Joao Almeida, Grand Tour debutant and long-time Pink Jersey, faced the fight of his young life. On the steep ramps of the Piancavello the Italian, Nibali, had been dropped. Fuglsang, Bilbao, McNulty, and anyone else with a dog in the fight was long gone.
And with seven kilometres to go the elastic snapped between our pristine Portuguese hero and a group of three at the head of the race: Wilko Kelderman, second place on GC and threatening to rip Pink from Almeida’s back, along with his teammate Jai Hindley and Ineos Grenadier and London lad Tao Geoghegan-Hart.
Rob Hatch, on Eurosport, did that semi-growl he does to denote: “hey, viewer, something big’s happening…LOOK!”
We looked. And we feared for Joao. The best-case mental maths we could manage had him losing Pink to Kelderman. We wondered what he was made of.
Gasping and gaping in the late autumn sun he fought a ragged fight. Tongue lolling, all pretence of serenity gone, head tipped slightly back and twisting every ounce from every muscle, the boy was in pain.Embed from Getty Images
Gapped by twenty, then thirty, he held it. Three against one and he’s cracked, yes, but he wasn’t cracking. Like a little Dutch lad with a thumb in a dyke he held back time to a mere trickle. He could, at any moment, lose minutes, but there were the leaders, always on the horizon, always in view. Radio long since ripped from his ear, the team car now silent, this was an internal battle.
Keep them in sight, wring every last drop, and what will be will be.
Meanwhile, up the road, Tao Geoghegan-Hart was the boss. Sprightly, up on the pedals, catholic cross in full swing, this felt like a coming of age. The twenty-five year, previously hovering around the top ten, launched himself with a hail Mary and a “cheers Wilko…I’ll be having the stage mate!”

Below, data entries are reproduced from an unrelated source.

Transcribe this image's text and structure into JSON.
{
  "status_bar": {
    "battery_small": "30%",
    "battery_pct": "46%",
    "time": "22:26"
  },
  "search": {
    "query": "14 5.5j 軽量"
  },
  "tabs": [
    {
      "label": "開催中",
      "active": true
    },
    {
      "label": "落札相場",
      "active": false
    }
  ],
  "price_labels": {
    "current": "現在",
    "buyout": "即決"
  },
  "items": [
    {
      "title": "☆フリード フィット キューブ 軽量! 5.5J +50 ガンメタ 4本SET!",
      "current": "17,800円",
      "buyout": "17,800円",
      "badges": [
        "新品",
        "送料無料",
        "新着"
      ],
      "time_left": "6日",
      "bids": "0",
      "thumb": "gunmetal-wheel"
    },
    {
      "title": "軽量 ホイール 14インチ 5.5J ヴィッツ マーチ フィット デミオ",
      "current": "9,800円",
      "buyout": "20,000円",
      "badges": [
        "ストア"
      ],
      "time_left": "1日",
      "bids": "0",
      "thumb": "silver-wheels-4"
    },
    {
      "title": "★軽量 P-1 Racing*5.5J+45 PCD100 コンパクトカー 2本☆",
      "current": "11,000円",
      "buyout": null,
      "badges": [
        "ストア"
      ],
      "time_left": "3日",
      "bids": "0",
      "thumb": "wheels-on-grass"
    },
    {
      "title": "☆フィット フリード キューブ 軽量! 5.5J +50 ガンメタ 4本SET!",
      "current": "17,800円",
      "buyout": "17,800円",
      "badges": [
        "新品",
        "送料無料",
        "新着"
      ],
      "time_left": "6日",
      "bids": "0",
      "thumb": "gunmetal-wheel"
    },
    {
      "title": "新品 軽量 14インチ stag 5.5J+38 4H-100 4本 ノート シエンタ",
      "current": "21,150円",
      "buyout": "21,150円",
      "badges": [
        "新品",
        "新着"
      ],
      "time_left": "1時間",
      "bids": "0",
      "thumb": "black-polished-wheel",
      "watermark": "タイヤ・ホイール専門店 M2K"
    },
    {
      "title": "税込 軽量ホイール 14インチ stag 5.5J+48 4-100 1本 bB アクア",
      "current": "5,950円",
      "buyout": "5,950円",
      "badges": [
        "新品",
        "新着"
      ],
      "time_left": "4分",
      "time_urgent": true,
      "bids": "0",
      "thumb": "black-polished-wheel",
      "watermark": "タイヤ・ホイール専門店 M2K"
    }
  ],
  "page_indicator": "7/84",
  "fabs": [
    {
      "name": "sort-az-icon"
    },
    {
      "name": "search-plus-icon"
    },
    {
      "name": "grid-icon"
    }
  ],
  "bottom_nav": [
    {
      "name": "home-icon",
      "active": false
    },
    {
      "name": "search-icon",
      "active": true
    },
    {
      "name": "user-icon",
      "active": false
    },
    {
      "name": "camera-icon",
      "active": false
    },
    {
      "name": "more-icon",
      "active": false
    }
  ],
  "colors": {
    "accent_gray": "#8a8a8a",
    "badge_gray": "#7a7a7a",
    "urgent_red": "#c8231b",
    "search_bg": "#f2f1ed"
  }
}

The moment he swung left on the finishing straight the win was his.
Glorious!Embed from Getty Images
Thirty-seven seconds later Almeida clawed his way to the finish, clinging to Pink by fifteen seconds. A HUGE ride. Kelderman clearly now his biggest challenger on GC. Just to underline the enormous job done by his Sunweb Team, Jai Hindley sits third overall. Geoghegan-Hart is fourth.
All of which epic drama had seemed a world away eighty-odd kilometres previously, as the peloton had ridden whimsically past a Pink ballooned piano furiously banging out some mid-stage tunes. The fifteen-year-old boy in me chuckling away at the idea of someone playing the pink piano in public. As euphemisms go, almost certainly illegal.
I’d wager that everyone is very happy now with the idea of a rest-day tomorrow.
The cynic in me wonders if Nibali’s capitulation now paves the way for the Italian race-organisers to bow to Covid-pressure and halt the race early. The realist in me thinks that with only six stage to go it’s Milan or bust. The romantic in me is too busy revelling in a fantastic bike race to get bogged down in all of that.